> RECORDS TO PROCESS
= Beginning of Section =

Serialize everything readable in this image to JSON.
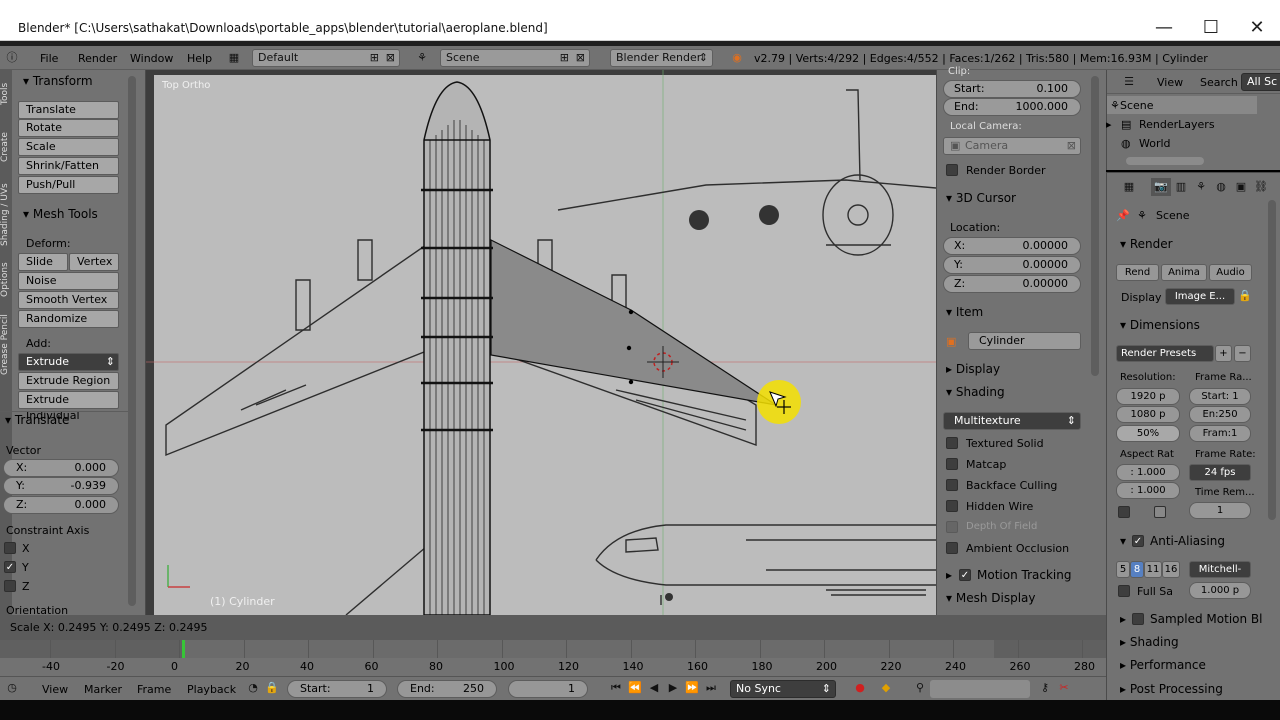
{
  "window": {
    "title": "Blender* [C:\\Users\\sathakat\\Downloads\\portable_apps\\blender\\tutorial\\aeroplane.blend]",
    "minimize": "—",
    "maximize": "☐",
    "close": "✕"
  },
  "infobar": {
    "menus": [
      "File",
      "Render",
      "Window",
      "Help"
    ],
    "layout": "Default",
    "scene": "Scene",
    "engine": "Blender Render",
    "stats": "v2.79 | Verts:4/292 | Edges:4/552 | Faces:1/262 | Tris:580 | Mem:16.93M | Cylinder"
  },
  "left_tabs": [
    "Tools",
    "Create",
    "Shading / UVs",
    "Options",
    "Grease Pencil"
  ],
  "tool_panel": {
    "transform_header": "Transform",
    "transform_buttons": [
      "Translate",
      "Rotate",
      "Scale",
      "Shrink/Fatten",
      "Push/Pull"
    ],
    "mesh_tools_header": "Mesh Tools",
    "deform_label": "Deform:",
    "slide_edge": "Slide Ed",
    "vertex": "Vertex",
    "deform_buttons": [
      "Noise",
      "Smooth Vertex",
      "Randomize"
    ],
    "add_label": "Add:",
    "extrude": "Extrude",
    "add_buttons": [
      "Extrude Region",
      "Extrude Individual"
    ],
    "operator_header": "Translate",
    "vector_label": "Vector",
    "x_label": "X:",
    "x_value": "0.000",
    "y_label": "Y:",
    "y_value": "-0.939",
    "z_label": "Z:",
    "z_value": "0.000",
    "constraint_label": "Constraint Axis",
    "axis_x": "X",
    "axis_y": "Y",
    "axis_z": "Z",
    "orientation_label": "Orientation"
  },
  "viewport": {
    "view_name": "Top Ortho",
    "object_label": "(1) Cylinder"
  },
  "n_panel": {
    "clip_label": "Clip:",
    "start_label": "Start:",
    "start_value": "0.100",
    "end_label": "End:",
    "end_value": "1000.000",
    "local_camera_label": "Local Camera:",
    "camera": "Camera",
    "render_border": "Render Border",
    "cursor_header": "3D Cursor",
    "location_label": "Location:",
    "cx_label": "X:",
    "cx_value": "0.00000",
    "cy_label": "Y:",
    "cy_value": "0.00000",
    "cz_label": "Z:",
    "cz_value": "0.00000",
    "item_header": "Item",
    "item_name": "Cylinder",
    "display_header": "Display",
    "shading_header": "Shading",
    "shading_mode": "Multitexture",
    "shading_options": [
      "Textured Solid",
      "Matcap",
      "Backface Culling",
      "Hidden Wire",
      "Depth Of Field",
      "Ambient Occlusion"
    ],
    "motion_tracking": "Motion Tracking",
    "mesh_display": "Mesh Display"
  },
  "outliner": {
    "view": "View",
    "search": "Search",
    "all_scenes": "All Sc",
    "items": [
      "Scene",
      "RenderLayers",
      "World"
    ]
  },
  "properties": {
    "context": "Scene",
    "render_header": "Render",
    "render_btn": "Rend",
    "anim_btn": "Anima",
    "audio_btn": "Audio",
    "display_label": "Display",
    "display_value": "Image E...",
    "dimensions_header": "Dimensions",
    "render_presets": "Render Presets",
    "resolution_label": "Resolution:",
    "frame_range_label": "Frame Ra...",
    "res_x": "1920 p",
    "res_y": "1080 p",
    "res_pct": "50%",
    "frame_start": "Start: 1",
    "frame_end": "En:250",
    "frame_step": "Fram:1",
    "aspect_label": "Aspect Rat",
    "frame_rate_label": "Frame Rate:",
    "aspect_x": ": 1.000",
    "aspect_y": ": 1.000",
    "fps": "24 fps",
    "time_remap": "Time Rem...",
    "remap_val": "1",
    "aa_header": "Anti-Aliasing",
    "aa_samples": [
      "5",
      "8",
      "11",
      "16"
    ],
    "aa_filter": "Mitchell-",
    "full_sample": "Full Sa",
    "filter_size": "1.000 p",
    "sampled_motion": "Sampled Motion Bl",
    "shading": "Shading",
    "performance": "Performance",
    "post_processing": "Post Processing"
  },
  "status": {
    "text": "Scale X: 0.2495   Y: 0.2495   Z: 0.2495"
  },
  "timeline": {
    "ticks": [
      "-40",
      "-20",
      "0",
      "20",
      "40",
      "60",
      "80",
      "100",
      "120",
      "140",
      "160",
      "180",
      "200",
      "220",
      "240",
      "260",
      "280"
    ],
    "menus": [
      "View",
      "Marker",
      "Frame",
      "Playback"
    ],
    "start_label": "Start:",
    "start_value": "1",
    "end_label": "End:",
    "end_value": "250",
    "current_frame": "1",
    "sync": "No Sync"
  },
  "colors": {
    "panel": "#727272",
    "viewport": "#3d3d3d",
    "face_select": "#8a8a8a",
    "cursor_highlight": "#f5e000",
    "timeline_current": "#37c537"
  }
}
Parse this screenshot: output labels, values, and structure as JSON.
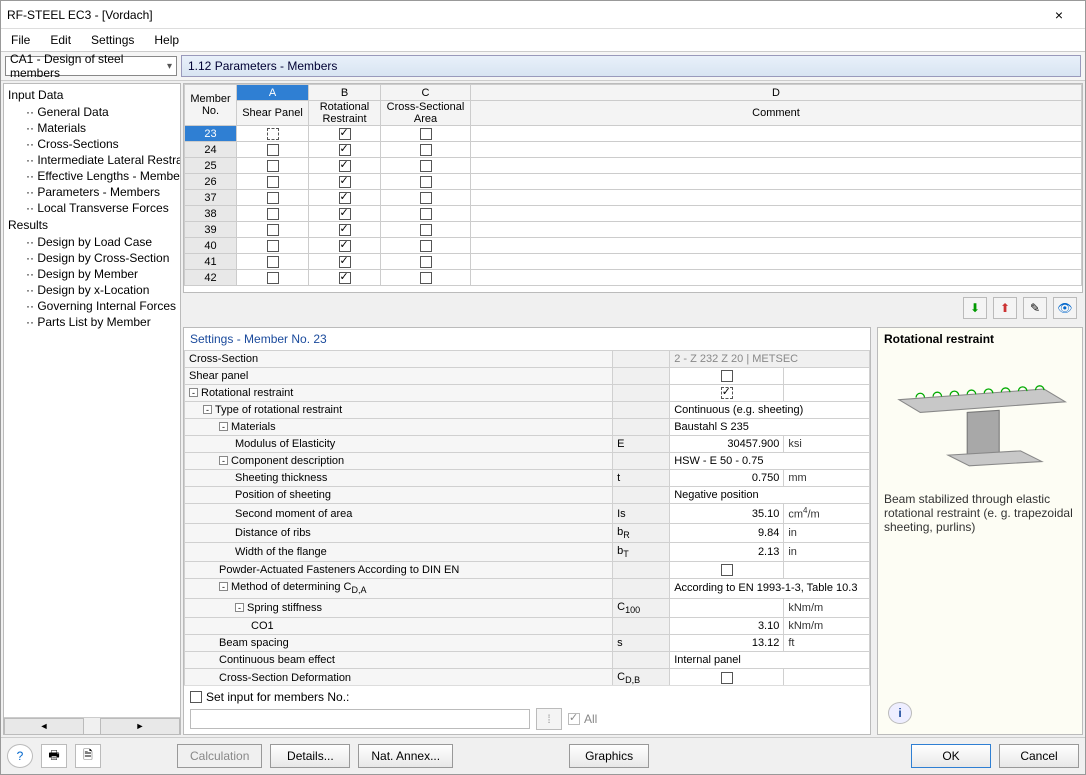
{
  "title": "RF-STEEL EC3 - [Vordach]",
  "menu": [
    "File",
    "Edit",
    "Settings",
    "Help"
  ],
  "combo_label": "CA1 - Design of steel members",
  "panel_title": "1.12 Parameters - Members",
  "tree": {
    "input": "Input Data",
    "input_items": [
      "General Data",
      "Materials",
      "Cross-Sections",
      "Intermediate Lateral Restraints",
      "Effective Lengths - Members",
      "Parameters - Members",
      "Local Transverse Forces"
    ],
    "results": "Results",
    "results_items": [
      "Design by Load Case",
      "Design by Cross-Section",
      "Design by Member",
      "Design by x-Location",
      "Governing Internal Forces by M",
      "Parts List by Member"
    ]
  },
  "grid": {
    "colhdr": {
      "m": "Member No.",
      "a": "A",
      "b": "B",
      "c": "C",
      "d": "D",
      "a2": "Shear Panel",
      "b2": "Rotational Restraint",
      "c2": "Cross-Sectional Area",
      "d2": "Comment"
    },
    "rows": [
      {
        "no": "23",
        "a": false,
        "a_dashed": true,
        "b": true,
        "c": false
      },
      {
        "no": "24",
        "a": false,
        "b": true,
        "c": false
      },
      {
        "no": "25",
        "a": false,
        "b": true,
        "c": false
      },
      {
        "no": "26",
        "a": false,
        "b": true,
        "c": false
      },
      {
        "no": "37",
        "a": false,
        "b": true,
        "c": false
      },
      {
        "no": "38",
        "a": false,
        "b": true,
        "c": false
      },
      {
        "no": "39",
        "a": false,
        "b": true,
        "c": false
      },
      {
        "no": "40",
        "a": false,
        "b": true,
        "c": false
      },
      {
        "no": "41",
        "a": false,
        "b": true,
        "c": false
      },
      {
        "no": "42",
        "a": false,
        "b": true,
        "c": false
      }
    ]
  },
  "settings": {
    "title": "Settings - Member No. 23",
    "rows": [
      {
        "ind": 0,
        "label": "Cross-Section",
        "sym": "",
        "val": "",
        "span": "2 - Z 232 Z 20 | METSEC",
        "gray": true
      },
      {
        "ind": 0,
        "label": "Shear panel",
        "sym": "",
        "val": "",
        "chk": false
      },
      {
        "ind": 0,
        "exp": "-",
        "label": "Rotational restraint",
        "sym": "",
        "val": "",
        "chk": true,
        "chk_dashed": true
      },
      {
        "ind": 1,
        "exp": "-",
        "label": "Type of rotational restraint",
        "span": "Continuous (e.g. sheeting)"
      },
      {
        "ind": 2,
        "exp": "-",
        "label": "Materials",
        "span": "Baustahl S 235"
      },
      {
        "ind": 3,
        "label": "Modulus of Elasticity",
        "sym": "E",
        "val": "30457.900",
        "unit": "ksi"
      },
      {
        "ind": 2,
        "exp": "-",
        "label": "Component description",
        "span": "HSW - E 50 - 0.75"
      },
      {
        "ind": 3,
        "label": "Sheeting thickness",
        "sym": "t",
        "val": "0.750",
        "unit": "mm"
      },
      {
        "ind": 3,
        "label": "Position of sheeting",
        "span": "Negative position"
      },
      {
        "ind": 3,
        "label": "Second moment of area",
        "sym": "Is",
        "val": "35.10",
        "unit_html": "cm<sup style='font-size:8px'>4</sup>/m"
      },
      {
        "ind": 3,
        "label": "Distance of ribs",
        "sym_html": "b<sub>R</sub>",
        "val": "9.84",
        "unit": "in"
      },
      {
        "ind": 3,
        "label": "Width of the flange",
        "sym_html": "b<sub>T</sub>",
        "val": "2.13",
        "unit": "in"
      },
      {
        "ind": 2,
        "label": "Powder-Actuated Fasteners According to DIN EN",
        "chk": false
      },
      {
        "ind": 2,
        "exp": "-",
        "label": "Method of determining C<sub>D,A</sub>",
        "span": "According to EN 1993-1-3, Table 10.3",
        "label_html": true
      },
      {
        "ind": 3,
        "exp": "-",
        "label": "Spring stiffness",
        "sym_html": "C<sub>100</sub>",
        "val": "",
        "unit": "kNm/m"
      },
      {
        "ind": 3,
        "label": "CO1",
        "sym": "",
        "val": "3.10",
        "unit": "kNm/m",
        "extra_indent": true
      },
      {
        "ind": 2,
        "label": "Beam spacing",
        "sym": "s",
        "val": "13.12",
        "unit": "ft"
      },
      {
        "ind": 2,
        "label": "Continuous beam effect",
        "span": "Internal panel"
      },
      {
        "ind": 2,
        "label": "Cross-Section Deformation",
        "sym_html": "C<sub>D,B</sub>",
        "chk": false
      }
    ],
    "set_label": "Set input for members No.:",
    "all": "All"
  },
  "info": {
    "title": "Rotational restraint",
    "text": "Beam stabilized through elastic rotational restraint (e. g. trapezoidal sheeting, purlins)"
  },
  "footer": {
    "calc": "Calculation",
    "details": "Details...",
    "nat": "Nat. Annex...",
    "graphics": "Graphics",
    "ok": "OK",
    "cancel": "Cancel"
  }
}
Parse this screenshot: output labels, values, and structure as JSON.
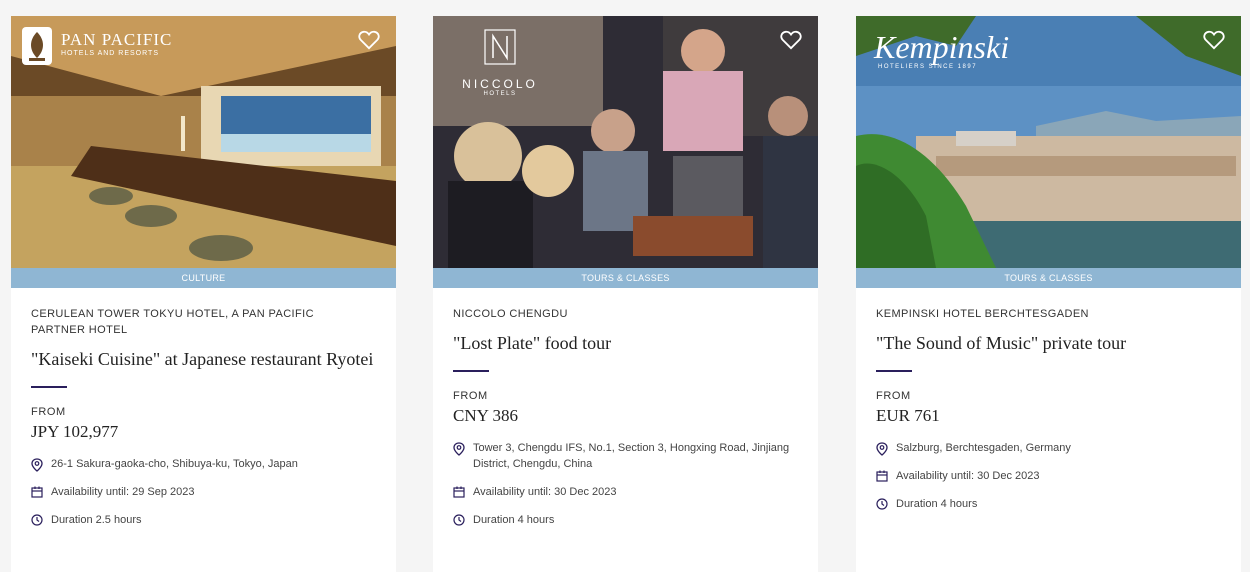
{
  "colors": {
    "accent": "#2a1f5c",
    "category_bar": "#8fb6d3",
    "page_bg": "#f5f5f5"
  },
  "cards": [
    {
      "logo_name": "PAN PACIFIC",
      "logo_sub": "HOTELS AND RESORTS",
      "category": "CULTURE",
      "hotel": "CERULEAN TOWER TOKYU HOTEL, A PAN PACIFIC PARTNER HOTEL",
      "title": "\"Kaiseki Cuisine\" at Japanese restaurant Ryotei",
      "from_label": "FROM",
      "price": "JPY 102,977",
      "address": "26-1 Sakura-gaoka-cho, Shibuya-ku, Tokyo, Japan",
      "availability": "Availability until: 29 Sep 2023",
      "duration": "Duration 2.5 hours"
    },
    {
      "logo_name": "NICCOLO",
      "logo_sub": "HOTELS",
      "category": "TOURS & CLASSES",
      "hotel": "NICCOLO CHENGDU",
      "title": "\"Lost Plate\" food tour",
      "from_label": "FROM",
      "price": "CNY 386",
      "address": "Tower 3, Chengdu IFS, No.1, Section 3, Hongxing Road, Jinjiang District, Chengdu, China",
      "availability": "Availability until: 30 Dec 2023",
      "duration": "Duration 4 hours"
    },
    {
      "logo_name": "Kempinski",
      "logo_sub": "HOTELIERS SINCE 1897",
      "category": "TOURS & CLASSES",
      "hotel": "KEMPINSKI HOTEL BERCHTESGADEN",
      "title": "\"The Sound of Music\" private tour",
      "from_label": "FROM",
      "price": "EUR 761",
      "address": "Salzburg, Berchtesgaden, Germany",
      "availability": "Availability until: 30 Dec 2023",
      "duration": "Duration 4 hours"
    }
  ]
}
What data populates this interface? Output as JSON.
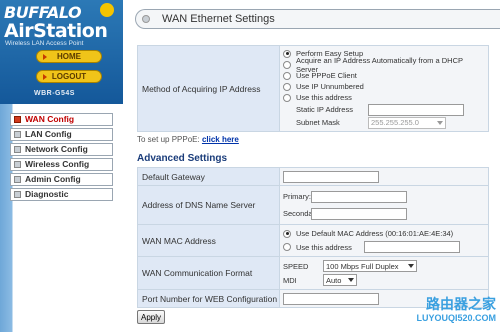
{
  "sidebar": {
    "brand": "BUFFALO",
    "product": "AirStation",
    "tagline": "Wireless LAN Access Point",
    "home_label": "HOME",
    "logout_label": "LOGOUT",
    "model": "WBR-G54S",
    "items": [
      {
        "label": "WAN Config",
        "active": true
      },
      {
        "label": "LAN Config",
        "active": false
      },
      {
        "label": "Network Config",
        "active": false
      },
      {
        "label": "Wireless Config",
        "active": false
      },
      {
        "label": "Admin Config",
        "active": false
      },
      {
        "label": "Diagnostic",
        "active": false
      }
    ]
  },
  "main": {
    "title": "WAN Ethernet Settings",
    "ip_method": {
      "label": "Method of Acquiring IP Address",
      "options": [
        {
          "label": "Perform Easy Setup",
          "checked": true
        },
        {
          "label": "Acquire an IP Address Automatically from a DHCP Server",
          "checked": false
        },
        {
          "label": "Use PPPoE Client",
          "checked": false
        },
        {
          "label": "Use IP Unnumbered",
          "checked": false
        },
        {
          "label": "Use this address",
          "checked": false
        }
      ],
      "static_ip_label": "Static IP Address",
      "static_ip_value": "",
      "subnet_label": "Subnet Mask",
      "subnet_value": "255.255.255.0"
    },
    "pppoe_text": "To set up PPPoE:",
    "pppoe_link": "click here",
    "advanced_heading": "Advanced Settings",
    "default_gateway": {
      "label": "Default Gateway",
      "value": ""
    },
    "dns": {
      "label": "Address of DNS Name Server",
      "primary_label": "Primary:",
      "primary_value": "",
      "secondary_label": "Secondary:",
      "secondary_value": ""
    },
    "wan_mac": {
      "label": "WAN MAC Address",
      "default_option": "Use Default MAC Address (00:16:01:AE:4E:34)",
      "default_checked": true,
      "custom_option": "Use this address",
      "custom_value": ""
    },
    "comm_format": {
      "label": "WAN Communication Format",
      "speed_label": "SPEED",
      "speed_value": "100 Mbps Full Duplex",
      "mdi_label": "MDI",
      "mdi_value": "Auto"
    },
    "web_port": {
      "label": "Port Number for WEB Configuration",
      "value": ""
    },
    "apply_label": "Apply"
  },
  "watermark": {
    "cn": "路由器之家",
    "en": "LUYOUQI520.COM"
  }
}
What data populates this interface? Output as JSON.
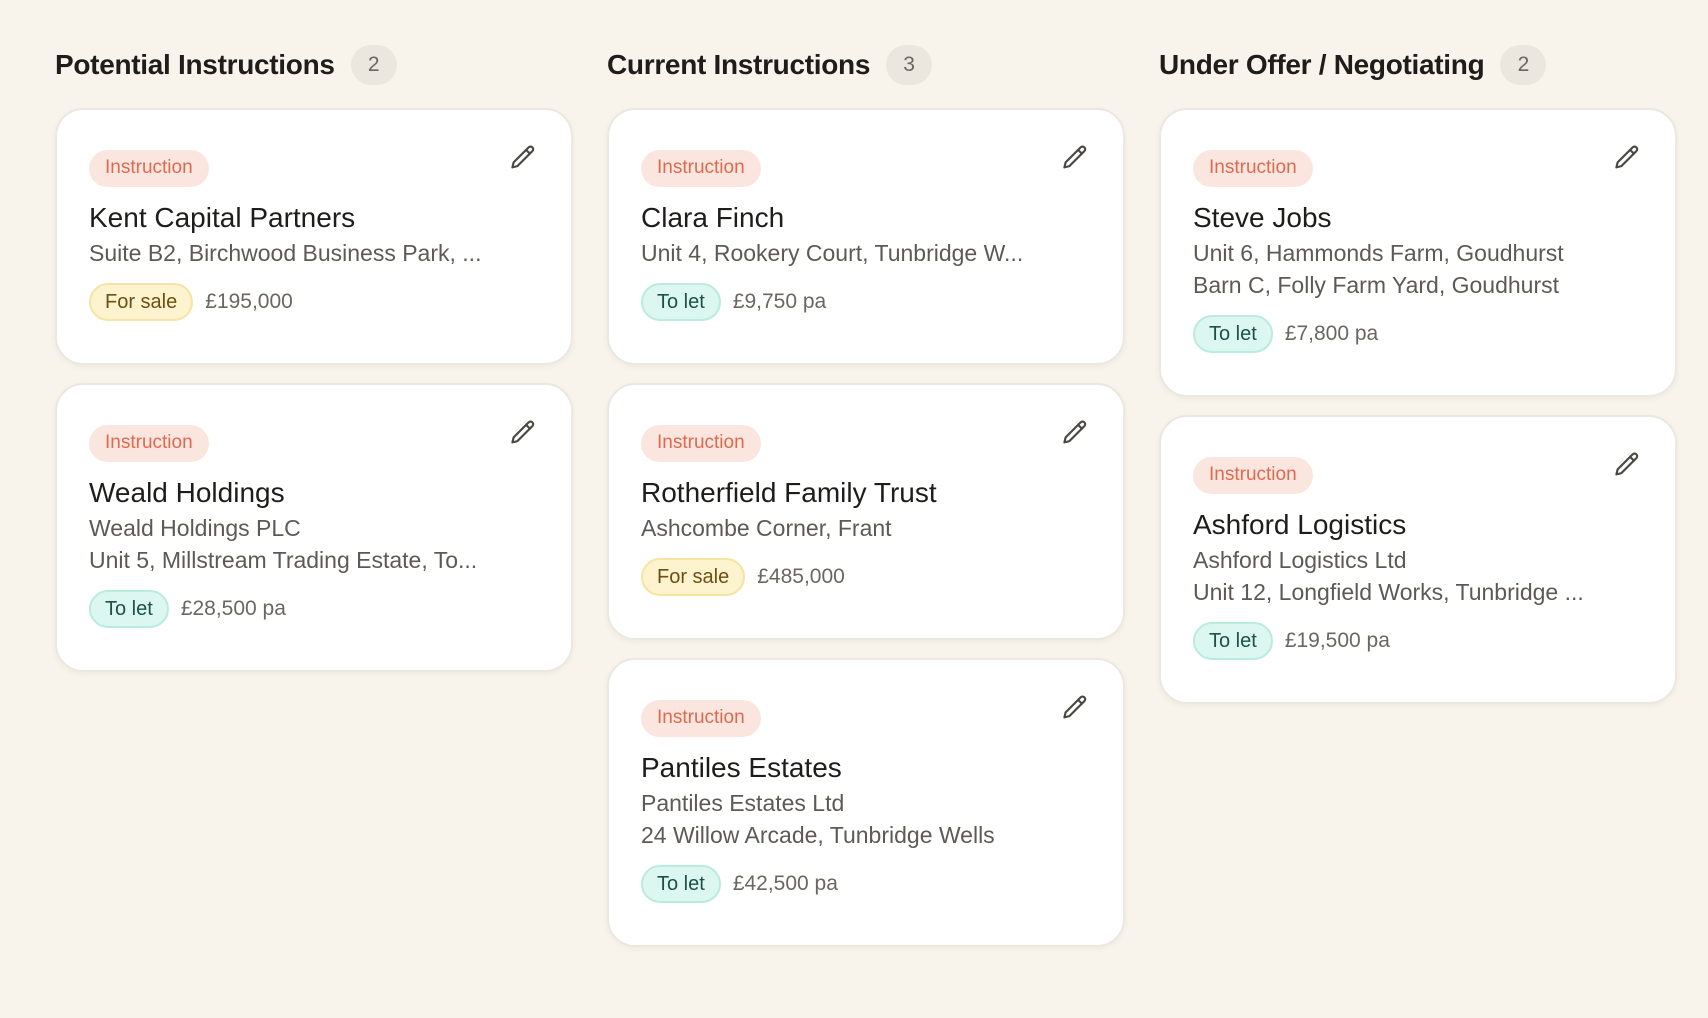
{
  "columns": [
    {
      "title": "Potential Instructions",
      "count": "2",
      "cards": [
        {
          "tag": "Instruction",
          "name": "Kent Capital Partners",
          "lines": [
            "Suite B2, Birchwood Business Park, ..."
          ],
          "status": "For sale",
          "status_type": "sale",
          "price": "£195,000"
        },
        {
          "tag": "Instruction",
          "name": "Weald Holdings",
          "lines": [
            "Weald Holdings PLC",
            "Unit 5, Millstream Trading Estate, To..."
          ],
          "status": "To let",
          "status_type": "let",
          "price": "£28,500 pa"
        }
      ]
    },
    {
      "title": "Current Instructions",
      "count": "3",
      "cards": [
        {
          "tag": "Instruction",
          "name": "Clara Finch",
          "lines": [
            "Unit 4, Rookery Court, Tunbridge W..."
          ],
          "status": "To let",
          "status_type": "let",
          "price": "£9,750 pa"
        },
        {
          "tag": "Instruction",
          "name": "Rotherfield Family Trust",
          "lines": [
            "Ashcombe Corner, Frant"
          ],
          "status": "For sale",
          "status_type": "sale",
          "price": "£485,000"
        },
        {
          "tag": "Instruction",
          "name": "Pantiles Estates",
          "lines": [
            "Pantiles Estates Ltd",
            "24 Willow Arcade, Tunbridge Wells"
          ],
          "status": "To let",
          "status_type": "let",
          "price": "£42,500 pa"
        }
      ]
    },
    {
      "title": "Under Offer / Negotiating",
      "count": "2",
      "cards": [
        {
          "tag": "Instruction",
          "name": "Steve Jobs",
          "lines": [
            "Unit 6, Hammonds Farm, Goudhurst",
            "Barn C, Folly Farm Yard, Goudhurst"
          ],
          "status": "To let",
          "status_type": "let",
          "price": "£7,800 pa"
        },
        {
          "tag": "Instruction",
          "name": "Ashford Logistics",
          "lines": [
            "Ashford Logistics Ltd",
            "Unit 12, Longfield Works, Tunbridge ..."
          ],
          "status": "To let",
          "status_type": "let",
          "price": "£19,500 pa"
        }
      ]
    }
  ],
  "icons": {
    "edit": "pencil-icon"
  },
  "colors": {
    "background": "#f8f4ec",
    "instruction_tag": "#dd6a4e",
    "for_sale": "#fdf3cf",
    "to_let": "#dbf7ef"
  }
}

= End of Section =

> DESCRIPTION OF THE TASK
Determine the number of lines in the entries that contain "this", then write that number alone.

> FINAL ANSWER
7